Summary: Too often we let things keep us from one of the most important things - prayer - and we need to make prayer a priority.

“Prayer -- a GOTTA, Not an OUGHTA” -- James 5:13-16, John 17 January 9, 2005

I was looking at a past issue of Pray Magazine, a great magazine that is about, in the editors’ words, “encouraging a passion for Christ through prayer.” As I perused some of the articles I had a spiritual revelation. God told me that I wasn’t putting prayer as a priority. I didn’t want to hear that. In fact, I didn’t want to believe because I pray. I enjoy praying. I lead others in prayer.

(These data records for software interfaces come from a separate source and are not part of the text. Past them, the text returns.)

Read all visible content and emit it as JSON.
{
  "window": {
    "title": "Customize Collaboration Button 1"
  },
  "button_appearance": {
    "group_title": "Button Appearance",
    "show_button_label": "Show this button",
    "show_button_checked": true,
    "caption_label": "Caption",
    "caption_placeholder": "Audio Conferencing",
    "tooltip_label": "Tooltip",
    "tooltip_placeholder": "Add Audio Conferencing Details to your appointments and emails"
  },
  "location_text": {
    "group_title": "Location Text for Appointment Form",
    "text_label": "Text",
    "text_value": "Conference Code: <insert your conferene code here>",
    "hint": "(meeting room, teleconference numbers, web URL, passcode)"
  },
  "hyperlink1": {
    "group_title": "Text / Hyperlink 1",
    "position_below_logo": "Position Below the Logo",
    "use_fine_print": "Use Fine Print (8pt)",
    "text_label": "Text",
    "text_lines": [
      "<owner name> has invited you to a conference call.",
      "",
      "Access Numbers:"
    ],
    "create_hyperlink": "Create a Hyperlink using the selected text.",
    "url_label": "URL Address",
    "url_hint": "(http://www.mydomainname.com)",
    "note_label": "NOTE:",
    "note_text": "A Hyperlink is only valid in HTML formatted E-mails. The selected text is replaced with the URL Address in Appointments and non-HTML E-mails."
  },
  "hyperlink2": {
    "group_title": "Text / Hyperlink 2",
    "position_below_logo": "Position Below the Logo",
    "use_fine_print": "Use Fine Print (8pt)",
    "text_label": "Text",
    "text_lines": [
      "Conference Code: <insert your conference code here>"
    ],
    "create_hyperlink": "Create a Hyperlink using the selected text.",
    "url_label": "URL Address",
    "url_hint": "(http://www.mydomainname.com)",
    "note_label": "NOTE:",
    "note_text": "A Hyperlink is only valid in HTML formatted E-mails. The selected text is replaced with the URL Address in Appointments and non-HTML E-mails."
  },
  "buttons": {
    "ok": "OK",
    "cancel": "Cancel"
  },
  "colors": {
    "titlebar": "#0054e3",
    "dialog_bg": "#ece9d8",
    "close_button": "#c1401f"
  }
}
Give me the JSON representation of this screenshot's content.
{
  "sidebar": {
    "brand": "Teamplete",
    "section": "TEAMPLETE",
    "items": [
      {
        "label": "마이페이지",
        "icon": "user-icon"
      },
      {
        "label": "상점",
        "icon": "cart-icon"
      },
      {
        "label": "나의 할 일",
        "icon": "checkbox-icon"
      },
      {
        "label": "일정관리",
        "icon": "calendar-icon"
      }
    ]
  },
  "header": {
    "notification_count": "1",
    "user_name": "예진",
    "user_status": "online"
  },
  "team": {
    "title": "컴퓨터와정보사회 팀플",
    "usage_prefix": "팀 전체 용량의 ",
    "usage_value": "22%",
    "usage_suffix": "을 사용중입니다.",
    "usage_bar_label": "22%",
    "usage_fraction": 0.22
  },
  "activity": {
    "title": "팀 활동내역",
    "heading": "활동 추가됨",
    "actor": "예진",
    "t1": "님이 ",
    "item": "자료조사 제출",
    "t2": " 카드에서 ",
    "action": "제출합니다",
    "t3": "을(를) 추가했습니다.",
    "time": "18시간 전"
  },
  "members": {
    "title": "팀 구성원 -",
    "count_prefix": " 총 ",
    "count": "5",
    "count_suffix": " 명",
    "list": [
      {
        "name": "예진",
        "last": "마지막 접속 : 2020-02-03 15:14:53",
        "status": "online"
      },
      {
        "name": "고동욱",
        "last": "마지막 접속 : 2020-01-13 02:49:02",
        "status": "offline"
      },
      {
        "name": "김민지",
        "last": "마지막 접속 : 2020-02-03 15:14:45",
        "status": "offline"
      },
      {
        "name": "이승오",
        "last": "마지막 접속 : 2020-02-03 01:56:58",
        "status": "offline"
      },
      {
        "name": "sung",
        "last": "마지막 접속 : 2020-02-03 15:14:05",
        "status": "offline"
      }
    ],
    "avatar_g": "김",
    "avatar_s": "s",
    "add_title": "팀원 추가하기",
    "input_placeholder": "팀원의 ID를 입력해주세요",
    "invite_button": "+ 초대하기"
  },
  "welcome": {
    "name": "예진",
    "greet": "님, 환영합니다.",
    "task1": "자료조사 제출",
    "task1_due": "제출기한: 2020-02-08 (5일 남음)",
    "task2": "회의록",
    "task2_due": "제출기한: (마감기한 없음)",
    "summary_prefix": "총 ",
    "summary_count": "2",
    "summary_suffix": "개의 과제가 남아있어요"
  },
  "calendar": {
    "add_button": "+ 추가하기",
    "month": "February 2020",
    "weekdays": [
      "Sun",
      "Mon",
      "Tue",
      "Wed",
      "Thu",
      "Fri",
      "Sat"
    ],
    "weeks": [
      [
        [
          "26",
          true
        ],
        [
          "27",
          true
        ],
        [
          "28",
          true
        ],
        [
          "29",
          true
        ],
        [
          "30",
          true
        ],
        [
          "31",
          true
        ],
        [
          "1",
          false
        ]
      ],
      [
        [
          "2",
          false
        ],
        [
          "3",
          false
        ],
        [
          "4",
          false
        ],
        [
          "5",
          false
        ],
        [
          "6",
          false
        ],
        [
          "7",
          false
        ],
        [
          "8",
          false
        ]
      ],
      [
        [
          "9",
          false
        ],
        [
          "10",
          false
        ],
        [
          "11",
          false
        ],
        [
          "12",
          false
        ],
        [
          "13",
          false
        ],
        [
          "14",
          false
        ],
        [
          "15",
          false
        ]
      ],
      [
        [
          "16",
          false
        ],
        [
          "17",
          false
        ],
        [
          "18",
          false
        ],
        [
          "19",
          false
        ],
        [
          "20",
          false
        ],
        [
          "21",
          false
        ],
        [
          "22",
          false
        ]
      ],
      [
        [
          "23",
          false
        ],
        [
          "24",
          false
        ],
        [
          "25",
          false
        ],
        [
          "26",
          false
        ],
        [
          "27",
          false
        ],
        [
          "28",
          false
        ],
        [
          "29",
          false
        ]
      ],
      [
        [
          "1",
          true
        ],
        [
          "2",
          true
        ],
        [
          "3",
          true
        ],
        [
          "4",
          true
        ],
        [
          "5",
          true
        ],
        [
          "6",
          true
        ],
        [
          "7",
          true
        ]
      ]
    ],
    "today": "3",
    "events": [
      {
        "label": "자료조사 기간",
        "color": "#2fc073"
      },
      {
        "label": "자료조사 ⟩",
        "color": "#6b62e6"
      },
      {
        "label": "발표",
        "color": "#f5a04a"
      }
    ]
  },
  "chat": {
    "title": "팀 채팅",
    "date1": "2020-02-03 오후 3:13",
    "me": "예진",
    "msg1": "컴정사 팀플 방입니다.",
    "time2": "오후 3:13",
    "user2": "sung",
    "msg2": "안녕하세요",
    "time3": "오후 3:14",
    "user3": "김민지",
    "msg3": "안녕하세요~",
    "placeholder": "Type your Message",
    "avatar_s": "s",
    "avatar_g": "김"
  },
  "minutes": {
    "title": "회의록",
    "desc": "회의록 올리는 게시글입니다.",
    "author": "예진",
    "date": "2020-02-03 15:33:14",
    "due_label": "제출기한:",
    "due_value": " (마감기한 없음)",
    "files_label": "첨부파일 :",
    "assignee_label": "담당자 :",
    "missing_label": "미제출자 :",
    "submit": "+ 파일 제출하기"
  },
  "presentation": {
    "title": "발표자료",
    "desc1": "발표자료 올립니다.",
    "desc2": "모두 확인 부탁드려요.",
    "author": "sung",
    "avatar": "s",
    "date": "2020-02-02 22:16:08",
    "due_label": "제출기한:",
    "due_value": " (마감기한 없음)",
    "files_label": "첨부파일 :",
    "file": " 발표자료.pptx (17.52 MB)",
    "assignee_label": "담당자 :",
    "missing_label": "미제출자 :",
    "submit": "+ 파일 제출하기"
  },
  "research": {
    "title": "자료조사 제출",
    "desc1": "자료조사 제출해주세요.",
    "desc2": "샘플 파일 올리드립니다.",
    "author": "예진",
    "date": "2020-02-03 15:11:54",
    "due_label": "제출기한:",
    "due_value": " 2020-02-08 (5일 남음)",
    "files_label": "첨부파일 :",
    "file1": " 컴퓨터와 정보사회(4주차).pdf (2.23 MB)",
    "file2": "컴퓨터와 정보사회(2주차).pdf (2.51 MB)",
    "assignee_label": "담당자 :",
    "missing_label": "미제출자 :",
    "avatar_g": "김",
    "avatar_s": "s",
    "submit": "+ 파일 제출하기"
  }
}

But the more I thought about it, the more I realized the truth – I have let prayer become more of an “oughta” than a “gotta.” I’ve let prayer become something I feel I ought to do, like it’s an obligation, and not something I’ve got to do, a priority...with a great sense of urgency.

In other words, I’ve let prayer take a back seat to such things in my life as worry, busyness, work and even such unsavory things as gossip, temptation and anger.

And here’s another part of God’s revelation to me – I’m not alone! It’s an epidemic, this putting a low priority on prayer! It’s hitting our churches like this year’s version of the flu! And it’s making the church sick!

The truth is that most of us have made prayer more like a new year’s resolution than a priority.

It’s kind of like making a promise with our fingers crossed – “This year I will spend an hour day in prayer and make prayer a part of everything I do.” Uh-huh. How’s that promise going so far?

I’m not going to go the way you may expect this morning. I’m not going to do a sermon on how to pray.

I’ve seen you pray and I’ve heard your prayers, so I think we know how to pray.

Don’t get me wrong. It’s important that we know how to pray. Maybe we just need a quick reminder of it’s important. Not a sermon just a quick review.

Here’s what I think – If prayer is meant to be a priority, and it is, then the most important request the apostles made of Jesus was, “Teach us to pray.”

And if you look at Matthew 6 and Luke 11 you found that Jesus did teach them to pray.

He told them it was personal – it was between them and God and was key to having a personal relationship with Him.

He told them to pray from the heart, not by rote – it’s not about the words but more often about the spaces between the words.

Then he gave them the model prayer (recite the Lord’s Prayer).

- prayer is about recognizing who God is; this is worship, praise and thanksgiving.

- prayer is about recognizing God’s daily care of us; we can ask for and receive his provision.

- prayer is about recognizing our sinfulness and God’s grace; we can ask for and receive His


- prayer is about recognizing God’s guidance by the Holy Spirit who will counsel us, lead us, nudge

us and even guilt-trip us if necessary into going God’s way.

- prayer is about recognizing God’s protection; He will deliver us from evil and move us out of

harm’s way.

Are you beginning to see the importance of prayer; are you getting a sense of what God revealed to me about it becoming a priority – a “gotta,” not an “oughta”?

Let me get further into preaching mode here.

Let me first share with you...

Three Things to Pray For

Here’s what I think: Being specific in prayer makes it easier to make prayer a priority.

The three things I’m proposing we pray for are Jesus-inspired from his very personal and powerful prayer in John 17, which you can read on your own. According to the NIV Bible, here are the headings for the portions of our Lord’s prayer and my own transliterations:

1. “Jesus Prays for Himself” = Pray for yourself. That’s not selfish, just common sense. How are you going to pray for others if your relationship with God is ragged and rusty, or if you have unmet needs and extra baggage? What do you need prayer for?

2. “Jesus Prays for His Disciples” = Pray for your church. Those first disciples were the congregation of the “First Church of Jesus Christ” and Jesus knew they would need God’s help if they were going to continue his work in the world. He said, “I pray for them. I am not praying for the world, but for those you have given me, for they are yours.” He prayed that they be faithful, protected and sanctified (set apart for God’s purpose). That’s all stuff we can pray for our church, isn’t it? Think of the difference it would make. What does your church need prayer for?

Copy Sermon to Clipboard with PRO Download Sermon with PRO
Talk about it...

Nobody has commented yet. Be the first!

Join the discussion